-- Opening Marker --

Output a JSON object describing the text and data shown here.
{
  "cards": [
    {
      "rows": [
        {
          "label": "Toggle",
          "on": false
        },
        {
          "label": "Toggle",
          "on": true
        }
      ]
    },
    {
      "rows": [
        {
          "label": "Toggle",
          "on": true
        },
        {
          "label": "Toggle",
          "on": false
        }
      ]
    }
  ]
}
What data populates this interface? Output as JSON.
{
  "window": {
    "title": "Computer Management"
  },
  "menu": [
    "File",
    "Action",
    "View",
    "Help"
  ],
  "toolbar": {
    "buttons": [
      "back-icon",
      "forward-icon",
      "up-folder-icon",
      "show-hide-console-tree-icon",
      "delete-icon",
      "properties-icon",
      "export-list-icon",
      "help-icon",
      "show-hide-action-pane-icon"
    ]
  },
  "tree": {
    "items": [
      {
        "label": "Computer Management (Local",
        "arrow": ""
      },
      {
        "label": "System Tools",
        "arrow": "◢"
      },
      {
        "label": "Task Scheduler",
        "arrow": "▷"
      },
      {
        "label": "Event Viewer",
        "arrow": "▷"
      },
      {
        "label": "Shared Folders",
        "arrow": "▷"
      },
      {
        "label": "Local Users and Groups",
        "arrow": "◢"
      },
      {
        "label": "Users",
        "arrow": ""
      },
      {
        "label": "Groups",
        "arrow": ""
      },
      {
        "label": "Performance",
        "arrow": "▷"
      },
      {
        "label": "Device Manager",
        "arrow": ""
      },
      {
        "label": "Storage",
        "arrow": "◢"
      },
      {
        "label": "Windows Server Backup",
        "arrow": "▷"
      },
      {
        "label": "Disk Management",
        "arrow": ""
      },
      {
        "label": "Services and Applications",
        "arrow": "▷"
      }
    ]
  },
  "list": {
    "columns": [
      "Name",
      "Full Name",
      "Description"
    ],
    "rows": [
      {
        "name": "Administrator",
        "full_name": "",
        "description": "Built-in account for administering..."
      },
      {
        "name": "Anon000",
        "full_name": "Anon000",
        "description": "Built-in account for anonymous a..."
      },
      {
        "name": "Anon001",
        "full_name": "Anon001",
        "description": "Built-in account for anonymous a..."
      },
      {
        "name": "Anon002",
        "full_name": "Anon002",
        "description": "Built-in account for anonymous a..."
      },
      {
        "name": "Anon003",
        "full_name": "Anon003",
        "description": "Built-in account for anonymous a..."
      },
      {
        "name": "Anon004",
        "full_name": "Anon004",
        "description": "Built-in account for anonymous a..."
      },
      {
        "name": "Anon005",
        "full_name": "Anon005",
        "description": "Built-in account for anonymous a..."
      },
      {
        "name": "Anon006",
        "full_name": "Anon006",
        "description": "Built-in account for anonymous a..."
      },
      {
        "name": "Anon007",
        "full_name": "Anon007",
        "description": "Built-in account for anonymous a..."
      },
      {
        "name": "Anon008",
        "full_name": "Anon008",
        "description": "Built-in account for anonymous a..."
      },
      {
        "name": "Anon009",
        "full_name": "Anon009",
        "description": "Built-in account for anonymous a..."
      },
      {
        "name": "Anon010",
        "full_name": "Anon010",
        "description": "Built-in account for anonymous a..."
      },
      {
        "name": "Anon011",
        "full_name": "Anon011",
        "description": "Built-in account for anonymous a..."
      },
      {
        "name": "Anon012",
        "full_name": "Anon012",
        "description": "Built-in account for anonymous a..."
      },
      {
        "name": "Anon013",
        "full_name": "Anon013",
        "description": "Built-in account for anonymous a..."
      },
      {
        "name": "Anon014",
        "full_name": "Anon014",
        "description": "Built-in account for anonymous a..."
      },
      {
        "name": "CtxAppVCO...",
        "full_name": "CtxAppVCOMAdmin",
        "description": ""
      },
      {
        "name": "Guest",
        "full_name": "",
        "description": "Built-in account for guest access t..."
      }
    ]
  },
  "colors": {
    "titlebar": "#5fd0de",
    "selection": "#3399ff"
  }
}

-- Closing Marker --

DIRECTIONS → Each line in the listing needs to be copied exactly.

WRITTEN ANSWER →
Output a JSON object describing the text and data shown here.
{
  "cards": [
    {
      "rows": [
        {
          "label": "Toggle",
          "on": false
        },
        {
          "label": "Toggle",
          "on": true
        }
      ]
    },
    {
      "rows": [
        {
          "label": "Toggle",
          "on": true
        },
        {
          "label": "Toggle",
          "on": false
        }
      ]
    }
  ]
}
What data populates this interface? Output as JSON.
{
  "window": {
    "title": "Computer Management"
  },
  "menu": [
    "File",
    "Action",
    "View",
    "Help"
  ],
  "toolbar": {
    "buttons": [
      "back-icon",
      "forward-icon",
      "up-folder-icon",
      "show-hide-console-tree-icon",
      "delete-icon",
      "properties-icon",
      "export-list-icon",
      "help-icon",
      "show-hide-action-pane-icon"
    ]
  },
  "tree": {
    "items": [
      {
        "label": "Computer Management (Local",
        "arrow": ""
      },
      {
        "label": "System Tools",
        "arrow": "◢"
      },
      {
        "label": "Task Scheduler",
        "arrow": "▷"
      },
      {
        "label": "Event Viewer",
        "arrow": "▷"
      },
      {
        "label": "Shared Folders",
        "arrow": "▷"
      },
      {
        "label": "Local Users and Groups",
        "arrow": "◢"
      },
      {
        "label": "Users",
        "arrow": ""
      },
      {
        "label": "Groups",
        "arrow": ""
      },
      {
        "label": "Performance",
        "arrow": "▷"
      },
      {
        "label": "Device Manager",
        "arrow": ""
      },
      {
        "label": "Storage",
        "arrow": "◢"
      },
      {
        "label": "Windows Server Backup",
        "arrow": "▷"
      },
      {
        "label": "Disk Management",
        "arrow": ""
      },
      {
        "label": "Services and Applications",
        "arrow": "▷"
      }
    ]
  },
  "list": {
    "columns": [
      "Name",
      "Full Name",
      "Description"
    ],
    "rows": [
      {
        "name": "Administrator",
        "full_name": "",
        "description": "Built-in account for administering..."
      },
      {
        "name": "Anon000",
        "full_name": "Anon000",
        "description": "Built-in account for anonymous a..."
      },
      {
        "name": "Anon001",
        "full_name": "Anon001",
        "description": "Built-in account for anonymous a..."
      },
      {
        "name": "Anon002",
        "full_name": "Anon002",
        "description": "Built-in account for anonymous a..."
      },
      {
        "name": "Anon003",
        "full_name": "Anon003",
        "description": "Built-in account for anonymous a..."
      },
      {
        "name": "Anon004",
        "full_name": "Anon004",
        "description": "Built-in account for anonymous a..."
      },
      {
        "name": "Anon005",
        "full_name": "Anon005",
        "description": "Built-in account for anonymous a..."
      },
      {
        "name": "Anon006",
        "full_name": "Anon006",
        "description": "Built-in account for anonymous a..."
      },
      {
        "name": "Anon007",
        "full_name": "Anon007",
        "description": "Built-in account for anonymous a..."
      },
      {
        "name": "Anon008",
        "full_name": "Anon008",
        "description": "Built-in account for anonymous a..."
      },
      {
        "name": "Anon009",
        "full_name": "Anon009",
        "description": "Built-in account for anonymous a..."
      },
      {
        "name": "Anon010",
        "full_name": "Anon010",
        "description": "Built-in account for anonymous a..."
      },
      {
        "name": "Anon011",
        "full_name": "Anon011",
        "description": "Built-in account for anonymous a..."
      },
      {
        "name": "Anon012",
        "full_name": "Anon012",
        "description": "Built-in account for anonymous a..."
      },
      {
        "name": "Anon013",
        "full_name": "Anon013",
        "description": "Built-in account for anonymous a..."
      },
      {
        "name": "Anon014",
        "full_name": "Anon014",
        "description": "Built-in account for anonymous a..."
      },
      {
        "name": "CtxAppVCO...",
        "full_name": "CtxAppVCOMAdmin",
        "description": ""
      },
      {
        "name": "Guest",
        "full_name": "",
        "description": "Built-in account for guest access t..."
      }
    ]
  },
  "colors": {
    "titlebar": "#5fd0de",
    "selection": "#3399ff"
  }
}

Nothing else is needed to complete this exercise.